**BRIEF:** What lines of the listing below contain the word "count"? Copy each of them out.
==== RECORDS SHOWN ====
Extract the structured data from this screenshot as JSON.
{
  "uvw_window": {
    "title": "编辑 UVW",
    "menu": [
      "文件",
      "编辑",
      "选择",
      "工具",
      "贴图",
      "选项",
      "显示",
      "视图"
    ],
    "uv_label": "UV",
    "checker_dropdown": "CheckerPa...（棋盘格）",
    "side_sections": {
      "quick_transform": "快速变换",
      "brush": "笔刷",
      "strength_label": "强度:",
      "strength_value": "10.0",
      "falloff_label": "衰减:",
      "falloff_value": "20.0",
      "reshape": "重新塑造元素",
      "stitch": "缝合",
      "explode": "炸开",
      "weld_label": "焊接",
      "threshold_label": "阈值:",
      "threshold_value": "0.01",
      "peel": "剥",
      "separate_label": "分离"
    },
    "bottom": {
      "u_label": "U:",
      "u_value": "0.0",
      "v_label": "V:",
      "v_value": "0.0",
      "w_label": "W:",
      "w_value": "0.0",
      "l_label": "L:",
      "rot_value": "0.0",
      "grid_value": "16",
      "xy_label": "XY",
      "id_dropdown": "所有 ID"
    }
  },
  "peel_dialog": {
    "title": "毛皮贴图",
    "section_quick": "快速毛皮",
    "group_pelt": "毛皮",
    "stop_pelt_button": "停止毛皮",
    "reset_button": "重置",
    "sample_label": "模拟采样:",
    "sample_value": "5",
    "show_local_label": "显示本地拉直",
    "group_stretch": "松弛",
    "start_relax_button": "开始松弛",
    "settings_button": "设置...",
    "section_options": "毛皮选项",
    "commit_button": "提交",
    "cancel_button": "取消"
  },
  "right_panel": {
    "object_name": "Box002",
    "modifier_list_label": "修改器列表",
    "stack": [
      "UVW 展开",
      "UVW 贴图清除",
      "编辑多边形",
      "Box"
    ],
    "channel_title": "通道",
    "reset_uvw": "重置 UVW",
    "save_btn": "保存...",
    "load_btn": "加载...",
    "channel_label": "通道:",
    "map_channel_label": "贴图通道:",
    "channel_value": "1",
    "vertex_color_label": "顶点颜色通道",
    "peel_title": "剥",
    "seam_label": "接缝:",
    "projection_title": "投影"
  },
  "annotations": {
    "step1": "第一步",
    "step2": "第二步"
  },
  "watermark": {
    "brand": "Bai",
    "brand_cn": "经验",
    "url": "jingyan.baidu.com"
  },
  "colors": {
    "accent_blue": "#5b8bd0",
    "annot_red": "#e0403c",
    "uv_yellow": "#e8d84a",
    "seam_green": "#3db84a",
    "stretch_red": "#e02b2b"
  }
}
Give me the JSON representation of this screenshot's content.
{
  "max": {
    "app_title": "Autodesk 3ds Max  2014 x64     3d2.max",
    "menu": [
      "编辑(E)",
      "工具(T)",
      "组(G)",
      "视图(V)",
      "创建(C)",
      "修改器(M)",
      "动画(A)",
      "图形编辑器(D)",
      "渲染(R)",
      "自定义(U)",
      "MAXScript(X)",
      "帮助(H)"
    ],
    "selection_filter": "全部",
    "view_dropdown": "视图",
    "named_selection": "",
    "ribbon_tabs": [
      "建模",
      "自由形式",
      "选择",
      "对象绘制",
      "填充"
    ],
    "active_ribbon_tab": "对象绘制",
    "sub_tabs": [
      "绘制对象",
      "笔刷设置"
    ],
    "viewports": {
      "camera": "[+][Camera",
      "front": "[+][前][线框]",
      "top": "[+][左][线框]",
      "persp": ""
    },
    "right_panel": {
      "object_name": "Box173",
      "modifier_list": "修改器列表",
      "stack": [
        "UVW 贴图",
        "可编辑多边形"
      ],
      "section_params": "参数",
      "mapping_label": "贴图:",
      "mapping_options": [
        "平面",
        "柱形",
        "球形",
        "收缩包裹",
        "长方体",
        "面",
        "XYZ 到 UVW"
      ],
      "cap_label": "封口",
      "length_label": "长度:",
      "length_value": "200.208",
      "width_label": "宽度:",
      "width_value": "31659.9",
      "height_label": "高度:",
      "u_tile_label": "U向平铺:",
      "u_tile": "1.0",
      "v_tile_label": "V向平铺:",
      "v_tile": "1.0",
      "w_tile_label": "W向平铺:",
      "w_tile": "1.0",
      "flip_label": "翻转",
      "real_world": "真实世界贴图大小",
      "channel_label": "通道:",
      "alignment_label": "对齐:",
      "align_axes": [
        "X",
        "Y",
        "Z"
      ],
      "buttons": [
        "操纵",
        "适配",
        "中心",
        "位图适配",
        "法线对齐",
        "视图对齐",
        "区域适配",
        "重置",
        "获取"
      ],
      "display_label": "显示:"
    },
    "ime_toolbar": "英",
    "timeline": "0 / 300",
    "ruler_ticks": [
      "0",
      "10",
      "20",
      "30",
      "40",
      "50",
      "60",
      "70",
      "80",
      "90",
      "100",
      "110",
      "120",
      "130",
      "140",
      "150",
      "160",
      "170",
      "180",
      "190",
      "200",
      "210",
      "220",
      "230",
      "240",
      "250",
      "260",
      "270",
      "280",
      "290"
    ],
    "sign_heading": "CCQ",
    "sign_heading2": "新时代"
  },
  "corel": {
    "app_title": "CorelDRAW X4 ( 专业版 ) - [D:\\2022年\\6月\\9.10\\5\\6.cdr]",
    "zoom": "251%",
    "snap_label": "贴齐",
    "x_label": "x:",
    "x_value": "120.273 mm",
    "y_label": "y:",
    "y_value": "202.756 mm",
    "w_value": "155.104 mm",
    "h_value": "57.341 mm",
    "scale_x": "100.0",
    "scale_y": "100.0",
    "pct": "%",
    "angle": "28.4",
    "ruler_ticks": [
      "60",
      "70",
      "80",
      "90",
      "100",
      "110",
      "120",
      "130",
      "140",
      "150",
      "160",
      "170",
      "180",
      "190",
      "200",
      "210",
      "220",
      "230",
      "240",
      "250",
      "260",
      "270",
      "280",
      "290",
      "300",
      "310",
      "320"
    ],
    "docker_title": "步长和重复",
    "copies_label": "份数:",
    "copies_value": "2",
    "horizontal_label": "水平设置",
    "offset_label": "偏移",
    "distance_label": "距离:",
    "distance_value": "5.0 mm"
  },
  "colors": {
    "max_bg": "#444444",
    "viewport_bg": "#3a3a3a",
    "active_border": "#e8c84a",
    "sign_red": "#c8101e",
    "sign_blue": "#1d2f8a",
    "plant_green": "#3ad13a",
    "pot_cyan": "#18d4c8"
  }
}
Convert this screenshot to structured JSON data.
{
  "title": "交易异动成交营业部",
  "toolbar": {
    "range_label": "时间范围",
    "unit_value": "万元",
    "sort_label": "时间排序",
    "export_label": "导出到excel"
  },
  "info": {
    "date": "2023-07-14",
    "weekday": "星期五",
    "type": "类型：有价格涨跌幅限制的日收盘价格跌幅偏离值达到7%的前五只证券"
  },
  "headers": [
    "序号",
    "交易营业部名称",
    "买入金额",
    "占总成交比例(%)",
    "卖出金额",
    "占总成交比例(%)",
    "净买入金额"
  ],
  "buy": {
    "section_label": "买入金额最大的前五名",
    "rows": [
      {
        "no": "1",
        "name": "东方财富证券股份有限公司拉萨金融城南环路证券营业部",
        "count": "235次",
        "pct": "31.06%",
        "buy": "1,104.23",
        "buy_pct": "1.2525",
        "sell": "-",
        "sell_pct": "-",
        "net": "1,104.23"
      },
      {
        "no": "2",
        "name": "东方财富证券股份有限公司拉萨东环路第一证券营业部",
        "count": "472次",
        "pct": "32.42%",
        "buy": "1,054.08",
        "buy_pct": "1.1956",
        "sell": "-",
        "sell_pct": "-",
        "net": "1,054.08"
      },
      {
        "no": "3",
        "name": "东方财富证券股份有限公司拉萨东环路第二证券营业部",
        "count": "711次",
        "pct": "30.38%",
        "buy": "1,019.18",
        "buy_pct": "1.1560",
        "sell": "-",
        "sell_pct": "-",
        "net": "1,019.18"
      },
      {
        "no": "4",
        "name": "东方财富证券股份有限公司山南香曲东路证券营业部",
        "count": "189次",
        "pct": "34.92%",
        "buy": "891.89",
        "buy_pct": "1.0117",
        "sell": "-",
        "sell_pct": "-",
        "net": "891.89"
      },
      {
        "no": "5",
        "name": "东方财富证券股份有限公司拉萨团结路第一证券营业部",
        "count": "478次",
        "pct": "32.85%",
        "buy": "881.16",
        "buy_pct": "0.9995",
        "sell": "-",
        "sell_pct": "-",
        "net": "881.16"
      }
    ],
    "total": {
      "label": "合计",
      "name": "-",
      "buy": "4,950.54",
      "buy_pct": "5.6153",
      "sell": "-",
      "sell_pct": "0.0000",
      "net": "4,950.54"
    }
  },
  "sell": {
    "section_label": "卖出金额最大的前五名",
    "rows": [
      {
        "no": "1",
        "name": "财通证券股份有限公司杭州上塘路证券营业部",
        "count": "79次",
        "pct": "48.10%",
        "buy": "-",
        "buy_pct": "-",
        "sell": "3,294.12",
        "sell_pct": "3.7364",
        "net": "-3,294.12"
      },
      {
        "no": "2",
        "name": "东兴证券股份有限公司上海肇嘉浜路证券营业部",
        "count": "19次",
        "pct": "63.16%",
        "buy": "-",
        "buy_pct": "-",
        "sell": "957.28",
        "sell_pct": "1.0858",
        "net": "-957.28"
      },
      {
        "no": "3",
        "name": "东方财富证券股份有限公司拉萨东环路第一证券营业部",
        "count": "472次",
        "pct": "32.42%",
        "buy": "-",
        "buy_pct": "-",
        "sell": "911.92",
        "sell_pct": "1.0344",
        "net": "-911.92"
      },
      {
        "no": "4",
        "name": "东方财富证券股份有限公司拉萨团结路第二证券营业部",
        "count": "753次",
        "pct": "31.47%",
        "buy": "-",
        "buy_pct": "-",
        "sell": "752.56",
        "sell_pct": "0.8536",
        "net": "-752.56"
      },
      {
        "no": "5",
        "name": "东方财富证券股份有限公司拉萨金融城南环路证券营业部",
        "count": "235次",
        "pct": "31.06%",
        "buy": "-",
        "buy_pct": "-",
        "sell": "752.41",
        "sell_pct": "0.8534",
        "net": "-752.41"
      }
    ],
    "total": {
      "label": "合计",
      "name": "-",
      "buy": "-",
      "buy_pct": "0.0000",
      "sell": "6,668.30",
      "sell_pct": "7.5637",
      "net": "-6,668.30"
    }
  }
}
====
**RESULT:**
        "count": "235次",
        "count": "472次",
        "count": "711次",
        "count": "189次",
        "count": "478次",
        "count": "79次",
        "count": "19次",
        "count": "472次",
        "count": "753次",
        "count": "235次",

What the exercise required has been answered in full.